Hawa has been claiming disability benefits while she learns English and receives medical treatment and counselling, but earlier this year she was sent for a work capability assessment by the Department for Work and Pensions. They judged her fit to work, directly contradicting a detailed and unequivocal medical report from King’s College Hospital, with statements from her doctor and psychologist making clear that she is not yet physically or mentally capable of taking on work.
As a result, she now has to travel to the job centre and prove that she is actively looking for work – as if she were any other healthy jobseeker. She says she can’t understand how they could have come to such a decision.
With the help of both Sue Noel at BAC and Ali Awes at Certitude, a local mental health charity, she’s appealing the decision and is currently going through the mandatory reconsideration process. But this can take a long time, as BAC’s Nathan Scott explained to me when I interviewed him last year.

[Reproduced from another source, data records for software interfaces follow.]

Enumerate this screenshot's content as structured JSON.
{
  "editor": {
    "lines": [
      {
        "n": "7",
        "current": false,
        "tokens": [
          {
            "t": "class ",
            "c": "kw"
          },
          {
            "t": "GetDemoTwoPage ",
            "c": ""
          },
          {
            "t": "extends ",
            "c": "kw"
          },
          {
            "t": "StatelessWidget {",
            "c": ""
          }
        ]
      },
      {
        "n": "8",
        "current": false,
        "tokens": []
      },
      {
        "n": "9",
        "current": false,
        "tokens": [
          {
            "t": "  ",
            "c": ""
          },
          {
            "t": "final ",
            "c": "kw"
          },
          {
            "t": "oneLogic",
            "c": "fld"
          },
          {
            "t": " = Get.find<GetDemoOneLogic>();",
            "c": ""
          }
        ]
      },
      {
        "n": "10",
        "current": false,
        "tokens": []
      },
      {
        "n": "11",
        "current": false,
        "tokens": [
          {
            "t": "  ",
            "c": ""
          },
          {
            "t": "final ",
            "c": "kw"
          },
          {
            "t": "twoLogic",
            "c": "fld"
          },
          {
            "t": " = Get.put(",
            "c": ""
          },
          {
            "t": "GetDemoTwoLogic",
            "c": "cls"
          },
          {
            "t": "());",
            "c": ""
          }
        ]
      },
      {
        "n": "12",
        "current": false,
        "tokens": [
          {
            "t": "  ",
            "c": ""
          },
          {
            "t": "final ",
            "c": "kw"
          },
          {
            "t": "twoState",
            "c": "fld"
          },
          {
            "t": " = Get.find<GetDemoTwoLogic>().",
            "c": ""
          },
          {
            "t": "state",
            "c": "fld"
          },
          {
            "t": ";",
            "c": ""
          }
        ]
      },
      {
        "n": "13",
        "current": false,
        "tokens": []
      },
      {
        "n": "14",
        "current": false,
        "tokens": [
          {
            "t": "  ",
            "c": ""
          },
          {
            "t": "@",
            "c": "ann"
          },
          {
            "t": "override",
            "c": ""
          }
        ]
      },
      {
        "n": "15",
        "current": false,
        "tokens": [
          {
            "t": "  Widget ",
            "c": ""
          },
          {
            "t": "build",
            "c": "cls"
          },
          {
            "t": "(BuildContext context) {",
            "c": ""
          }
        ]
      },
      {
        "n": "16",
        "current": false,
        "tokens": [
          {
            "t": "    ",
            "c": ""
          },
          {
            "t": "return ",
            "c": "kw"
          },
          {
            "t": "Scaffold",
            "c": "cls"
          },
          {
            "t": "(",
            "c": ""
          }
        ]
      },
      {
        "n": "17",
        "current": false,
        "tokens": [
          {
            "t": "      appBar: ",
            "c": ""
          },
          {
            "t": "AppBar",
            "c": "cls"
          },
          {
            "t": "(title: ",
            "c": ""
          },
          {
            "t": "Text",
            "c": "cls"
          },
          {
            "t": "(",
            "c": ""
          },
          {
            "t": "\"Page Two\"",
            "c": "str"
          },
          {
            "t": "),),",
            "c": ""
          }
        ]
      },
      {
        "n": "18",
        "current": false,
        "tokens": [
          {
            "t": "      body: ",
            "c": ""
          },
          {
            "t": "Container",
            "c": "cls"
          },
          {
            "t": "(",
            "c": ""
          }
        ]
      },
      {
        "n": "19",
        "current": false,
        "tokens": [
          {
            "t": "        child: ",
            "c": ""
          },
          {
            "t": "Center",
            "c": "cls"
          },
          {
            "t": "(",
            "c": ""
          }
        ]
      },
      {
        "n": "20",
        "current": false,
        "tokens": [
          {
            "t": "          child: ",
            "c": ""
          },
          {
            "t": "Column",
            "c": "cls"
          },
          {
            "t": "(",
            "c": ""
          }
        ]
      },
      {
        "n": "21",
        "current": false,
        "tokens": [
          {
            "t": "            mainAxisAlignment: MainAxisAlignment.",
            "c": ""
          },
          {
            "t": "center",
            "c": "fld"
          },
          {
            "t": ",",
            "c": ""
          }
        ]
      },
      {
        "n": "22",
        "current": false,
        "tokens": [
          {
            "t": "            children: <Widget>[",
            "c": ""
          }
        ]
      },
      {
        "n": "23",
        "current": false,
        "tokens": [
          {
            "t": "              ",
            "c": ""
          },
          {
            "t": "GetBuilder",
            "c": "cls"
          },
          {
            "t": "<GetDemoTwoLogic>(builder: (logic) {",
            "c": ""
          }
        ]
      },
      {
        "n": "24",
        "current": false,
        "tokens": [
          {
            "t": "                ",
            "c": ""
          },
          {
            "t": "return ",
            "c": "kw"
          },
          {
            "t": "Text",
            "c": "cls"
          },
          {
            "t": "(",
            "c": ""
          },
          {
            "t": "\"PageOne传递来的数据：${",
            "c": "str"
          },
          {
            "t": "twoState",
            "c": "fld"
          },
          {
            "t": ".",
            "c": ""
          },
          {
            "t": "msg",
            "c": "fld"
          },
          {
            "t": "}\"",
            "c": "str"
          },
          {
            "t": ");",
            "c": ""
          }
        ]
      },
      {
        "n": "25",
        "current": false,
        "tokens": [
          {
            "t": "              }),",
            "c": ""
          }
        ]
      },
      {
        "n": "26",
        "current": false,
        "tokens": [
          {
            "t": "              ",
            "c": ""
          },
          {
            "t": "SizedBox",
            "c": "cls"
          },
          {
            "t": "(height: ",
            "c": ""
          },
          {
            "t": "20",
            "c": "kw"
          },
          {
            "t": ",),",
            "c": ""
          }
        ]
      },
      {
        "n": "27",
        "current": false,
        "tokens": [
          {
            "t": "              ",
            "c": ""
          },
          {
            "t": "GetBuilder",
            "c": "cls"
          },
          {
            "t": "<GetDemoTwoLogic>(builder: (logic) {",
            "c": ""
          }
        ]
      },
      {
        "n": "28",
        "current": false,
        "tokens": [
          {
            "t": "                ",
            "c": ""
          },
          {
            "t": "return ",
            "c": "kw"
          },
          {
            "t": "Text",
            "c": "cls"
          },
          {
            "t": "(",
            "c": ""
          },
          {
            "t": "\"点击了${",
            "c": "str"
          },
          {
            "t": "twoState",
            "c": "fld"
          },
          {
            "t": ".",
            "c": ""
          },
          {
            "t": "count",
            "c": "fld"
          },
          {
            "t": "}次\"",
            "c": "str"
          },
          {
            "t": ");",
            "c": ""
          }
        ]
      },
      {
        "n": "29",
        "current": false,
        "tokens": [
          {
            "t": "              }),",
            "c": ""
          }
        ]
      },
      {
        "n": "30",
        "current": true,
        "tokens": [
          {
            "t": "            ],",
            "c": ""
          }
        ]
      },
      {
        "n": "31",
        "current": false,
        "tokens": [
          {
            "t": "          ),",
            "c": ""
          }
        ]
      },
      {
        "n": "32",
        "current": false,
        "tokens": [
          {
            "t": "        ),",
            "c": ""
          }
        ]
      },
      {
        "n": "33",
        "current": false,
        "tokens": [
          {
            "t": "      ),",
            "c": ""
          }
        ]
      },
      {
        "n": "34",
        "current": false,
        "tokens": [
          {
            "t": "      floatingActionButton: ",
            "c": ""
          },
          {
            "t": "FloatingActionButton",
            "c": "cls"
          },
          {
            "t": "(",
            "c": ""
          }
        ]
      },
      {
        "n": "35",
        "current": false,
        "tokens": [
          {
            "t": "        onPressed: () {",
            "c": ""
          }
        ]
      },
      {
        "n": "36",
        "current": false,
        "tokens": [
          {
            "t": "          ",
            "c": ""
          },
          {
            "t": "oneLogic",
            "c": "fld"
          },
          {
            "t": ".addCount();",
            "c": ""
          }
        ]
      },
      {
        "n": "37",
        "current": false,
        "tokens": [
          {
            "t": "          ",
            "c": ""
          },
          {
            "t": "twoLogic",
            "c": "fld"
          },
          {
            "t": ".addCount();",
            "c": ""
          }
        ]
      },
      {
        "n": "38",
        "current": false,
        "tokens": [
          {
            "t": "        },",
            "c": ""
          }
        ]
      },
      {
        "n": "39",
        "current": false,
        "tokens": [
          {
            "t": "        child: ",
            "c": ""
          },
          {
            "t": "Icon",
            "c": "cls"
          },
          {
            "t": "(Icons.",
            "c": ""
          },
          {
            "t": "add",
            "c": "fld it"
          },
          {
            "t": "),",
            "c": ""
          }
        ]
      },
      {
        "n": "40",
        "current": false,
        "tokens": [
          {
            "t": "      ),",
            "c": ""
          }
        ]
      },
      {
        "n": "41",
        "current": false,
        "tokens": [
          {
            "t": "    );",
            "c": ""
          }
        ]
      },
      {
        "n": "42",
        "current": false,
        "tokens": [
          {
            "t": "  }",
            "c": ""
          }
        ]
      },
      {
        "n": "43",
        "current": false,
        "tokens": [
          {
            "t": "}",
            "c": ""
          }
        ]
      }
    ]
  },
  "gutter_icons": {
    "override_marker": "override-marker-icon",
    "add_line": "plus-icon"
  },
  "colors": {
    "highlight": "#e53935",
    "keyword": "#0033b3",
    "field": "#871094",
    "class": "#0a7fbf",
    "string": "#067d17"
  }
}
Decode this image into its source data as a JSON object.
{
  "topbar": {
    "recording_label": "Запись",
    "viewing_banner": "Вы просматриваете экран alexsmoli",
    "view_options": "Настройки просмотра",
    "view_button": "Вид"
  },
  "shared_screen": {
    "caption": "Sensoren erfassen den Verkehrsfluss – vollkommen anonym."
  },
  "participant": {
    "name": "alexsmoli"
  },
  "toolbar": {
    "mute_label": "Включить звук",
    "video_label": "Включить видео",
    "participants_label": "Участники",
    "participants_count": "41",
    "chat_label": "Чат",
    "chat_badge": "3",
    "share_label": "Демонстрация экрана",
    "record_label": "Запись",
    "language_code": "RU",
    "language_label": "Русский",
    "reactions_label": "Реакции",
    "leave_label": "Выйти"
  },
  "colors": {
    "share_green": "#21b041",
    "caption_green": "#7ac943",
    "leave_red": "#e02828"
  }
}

Changes to the benefits system introduced in 2013, all part of the Government’s austerity drive, mean that the appeals process is now slow and complicated. It can take months or even years for cases to be resolved. If her mandatory reconsideration is unsuccessful, she’ll then have to take her case to a tribunal. In the meantime, she’s surviving thanks to the support of her sister – although she too is struggling.
She says she is very keen to work and build as normal a life as possible for herself. She hopes one day to become a doctor. “Learning English is my priority now,” she says, “but ever since the doctor treated me in Mogadishu, I thought this is what I want to do. Maybe I can save some lives too. That’s my dream.”
I ask about her family back home. She says she misses them desperately. “It is much worse for them,” she says. “They don’t have much hope. They don’t have their own house, they’re living with some other relatives now. They depend financially on my sister [in the UK], because there is very little work in Mogadishu. And it is still very dangerous. Life is very hard for them.”
Hawa’s name has been changed at her request.